Bob St. Pierre

Bob St. Pierre is director of marketing and public relations for Pheasants Forever and Quail Forever. A lifelong bird hunter, he chases upland birds each fall from Michigan to Montana with his German shorthaired pointer. He's often on the FAN Outdoors show, 6 to 8 a.m. Saturdays on 1130 AM.

How to Approach a Dog on Point

Posted by: Bob St. Pierre under Environment, Weather, Recreation, Birding, Fishing Updated: July 18, 2012 - 11:26 AM

 

 

I learned to bird hunt behind a Brittany.  I don’t remember my dad ever teaching me how to “approach” a pointed bird, but it has always felt natural because it’s how I got my start.  What’s interesting and more than a little humorous is watching my various hunting partners the last few years who have only hunted behind flushing breeds react to my German shorthair on point.

 

In almost every case, I’ve witnessed “human vapor lock” as these friends look at me with twitching eyebrows, tip toe with caution as they approach the dog, then stop behind the dog and look at me again.  Are they waiting for the weasel to go pop?  Honest to goodness, I’ve witnessed pure fear on the face of a fellow hunter.

 

“When a rooster flushes in front of my Lab it’s all instinct and excitement,” one friend explained last season.  “With your darned pointer, it’s like watching a Friday the 13th movie and you know Jason is around the corner with an axe.”

 

I’ve also been told by pointing dog purists to never walk up directly behind a pointer, but rather come in from the front or at an angle.  The pointer purist worries about inadvertently causing “creeping” by approaching a dog from behind.  “Creeping” being the unwanted broken point and creep forward of the dog toward the bird.

 

With this subject in mind, I called Purina’s “top dog” and pro trainer Bob West for his guidance on how best to approach a dog on point.  “There is no clear cut, best way to approach a dog on point.  You have to factor in the dog’s level of ability, the scenting conditions that day and the species of bird you anticipate being pointed to properly make the best approach for the situation,” explained West.  “When hunting pheasants, it’s not uncommon for me to make a big 20 yard circled approach in front of a dog on point in an attempt to prevent a rooster from running.”

 

Approaching a dog on point from the front.

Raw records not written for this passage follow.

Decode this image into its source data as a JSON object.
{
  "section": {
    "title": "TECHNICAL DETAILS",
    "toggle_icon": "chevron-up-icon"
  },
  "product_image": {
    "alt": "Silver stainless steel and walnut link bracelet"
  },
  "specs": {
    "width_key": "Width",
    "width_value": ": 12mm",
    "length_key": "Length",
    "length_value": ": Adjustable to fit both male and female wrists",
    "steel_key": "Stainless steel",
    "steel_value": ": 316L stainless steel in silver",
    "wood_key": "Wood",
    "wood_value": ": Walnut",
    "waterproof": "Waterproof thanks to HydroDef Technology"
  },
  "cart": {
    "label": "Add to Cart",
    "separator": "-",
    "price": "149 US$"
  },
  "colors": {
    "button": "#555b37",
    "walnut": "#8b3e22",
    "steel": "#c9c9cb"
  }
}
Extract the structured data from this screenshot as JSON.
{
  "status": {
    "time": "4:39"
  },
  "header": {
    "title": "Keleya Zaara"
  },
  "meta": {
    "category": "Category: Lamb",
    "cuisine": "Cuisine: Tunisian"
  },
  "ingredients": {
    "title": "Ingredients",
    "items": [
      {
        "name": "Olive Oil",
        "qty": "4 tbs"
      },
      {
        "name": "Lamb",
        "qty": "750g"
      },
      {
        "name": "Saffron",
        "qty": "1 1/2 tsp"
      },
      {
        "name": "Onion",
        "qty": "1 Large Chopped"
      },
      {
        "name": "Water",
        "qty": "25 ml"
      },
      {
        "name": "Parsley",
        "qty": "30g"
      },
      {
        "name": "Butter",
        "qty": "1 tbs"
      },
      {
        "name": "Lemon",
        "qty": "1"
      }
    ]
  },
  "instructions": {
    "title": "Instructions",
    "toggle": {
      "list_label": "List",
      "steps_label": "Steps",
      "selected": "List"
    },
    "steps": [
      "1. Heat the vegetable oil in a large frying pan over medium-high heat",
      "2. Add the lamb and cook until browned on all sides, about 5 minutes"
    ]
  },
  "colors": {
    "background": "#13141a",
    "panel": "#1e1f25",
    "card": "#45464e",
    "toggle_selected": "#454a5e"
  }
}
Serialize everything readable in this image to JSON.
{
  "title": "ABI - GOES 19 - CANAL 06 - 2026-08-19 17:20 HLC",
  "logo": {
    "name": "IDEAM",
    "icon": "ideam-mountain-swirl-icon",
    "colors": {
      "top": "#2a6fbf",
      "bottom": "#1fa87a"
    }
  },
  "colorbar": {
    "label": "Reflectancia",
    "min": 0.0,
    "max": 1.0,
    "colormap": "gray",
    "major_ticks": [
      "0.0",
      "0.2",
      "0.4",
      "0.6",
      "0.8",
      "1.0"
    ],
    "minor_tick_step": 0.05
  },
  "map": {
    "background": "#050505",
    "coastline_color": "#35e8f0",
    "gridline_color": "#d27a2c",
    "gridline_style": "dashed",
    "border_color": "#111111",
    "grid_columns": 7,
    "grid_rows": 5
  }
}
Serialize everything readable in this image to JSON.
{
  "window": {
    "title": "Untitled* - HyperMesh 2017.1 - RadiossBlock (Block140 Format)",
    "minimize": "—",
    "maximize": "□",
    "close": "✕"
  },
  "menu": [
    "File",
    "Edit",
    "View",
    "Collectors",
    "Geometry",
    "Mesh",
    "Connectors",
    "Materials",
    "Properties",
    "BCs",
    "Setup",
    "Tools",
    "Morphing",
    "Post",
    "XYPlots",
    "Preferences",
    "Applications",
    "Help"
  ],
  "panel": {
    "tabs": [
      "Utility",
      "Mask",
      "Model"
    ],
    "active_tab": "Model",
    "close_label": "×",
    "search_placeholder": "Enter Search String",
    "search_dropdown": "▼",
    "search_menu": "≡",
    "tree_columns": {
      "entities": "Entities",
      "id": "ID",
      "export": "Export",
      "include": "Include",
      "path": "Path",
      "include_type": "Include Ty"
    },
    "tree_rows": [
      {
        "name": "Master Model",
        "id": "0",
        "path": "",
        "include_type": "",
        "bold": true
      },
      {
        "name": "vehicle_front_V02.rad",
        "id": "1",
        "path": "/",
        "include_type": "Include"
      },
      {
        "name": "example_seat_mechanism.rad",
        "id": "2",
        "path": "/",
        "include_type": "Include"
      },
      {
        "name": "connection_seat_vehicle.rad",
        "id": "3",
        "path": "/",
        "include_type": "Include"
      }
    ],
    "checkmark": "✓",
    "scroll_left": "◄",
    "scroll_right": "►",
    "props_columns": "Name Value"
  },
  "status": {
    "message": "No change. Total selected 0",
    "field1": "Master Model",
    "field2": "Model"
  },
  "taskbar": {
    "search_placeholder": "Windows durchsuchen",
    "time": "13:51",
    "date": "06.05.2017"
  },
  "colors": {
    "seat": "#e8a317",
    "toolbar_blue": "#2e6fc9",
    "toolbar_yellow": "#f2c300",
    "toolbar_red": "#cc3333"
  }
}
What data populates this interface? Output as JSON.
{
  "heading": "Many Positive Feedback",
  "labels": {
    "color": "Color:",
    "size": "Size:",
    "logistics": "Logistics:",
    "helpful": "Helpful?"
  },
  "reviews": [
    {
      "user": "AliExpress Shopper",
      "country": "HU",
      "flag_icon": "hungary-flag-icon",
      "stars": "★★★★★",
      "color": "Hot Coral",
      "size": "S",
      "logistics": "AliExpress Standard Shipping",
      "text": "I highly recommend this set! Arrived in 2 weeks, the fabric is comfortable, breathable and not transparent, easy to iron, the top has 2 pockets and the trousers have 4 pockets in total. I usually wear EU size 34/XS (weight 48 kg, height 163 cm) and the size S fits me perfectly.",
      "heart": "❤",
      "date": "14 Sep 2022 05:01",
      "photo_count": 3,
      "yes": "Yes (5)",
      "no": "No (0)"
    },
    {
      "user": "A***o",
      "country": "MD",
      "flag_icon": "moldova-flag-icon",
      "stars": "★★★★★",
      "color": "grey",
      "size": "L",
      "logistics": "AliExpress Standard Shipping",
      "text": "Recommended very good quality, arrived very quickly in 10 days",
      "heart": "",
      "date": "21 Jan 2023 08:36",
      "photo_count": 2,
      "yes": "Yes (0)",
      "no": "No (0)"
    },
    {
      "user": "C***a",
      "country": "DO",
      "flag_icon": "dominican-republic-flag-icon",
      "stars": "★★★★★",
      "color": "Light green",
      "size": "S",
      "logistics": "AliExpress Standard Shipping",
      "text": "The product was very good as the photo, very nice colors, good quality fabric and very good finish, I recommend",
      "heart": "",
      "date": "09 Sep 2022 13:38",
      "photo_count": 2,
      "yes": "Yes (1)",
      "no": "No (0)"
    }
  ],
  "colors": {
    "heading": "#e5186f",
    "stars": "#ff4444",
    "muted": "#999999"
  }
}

West went on to explain to me that he does believe young dogs could be caused to creep by approaching them from behind and an angled approach would be advised; however, he didn’t think a seasoned bird dog would be susceptible to the same problem.  He stressed repeatedly in knowing your own dog’s tendencies and making the best decisions with your dog in mind rather than what some “expert” advised.

West did add that “perhaps more important than what angle to approach is the speed at which to make your approach.  It’s critically important, especially with pheasants, to approach a dog on point at a pace as fast as safely possible.  That bird isn’t going to hold all day and the conditions of the scent and scenario are also constantly changing for your dog.”

Lastly, West reminded me that the bird isn’t necessarily where the dog is looking.  “It’s important to be ready the entire time you approach a pointed dog and be alert in all directions.  The bird may be exactly where the dog is looking, but it oftentimes is not.  Where the dog is looking simply is where that dog picked up the scent to lock into a point.  That dog has been trained not to move any closer than the moment the scent reached a level to cause the dog to freeze.  Its eyes should have nothing to do with it.”

 

Listen to FAN Outdoors this Thursday evening from 7PM to 9PM on www.KFAN.com

To learn more about the pointing instinct and a variety of dog training questions, tune in to FAN Outdoors radio this Thursday evening at 7:45PM (CDT) as Bob West joins the show for a live interview with me and host “The Captain” Billy Hildebrand.  FAN Outdoors airs live on 100.3 FM in Minnesota and can be streamed live across the globe at www.KFAN.com.

 

Billy Hildebrand, host of FAN Outdoors radio, and I approach Trammell on point.

The Pointer is written by Bob St.Pierre, Pheasants Forever & Quail Forever's Vice President of Marketing.  Follow Bob on Twitter @BobStPierre.

 

 

ADVERTISEMENT

Connect with twitterConnect with facebookConnect with Google+Connect with PinterestConnect with PinterestConnect with RssfeedConnect with email newsletters

ADVERTISEMENT

ADVERTISEMENT

ADVERTISEMENT

ADVERTISEMENT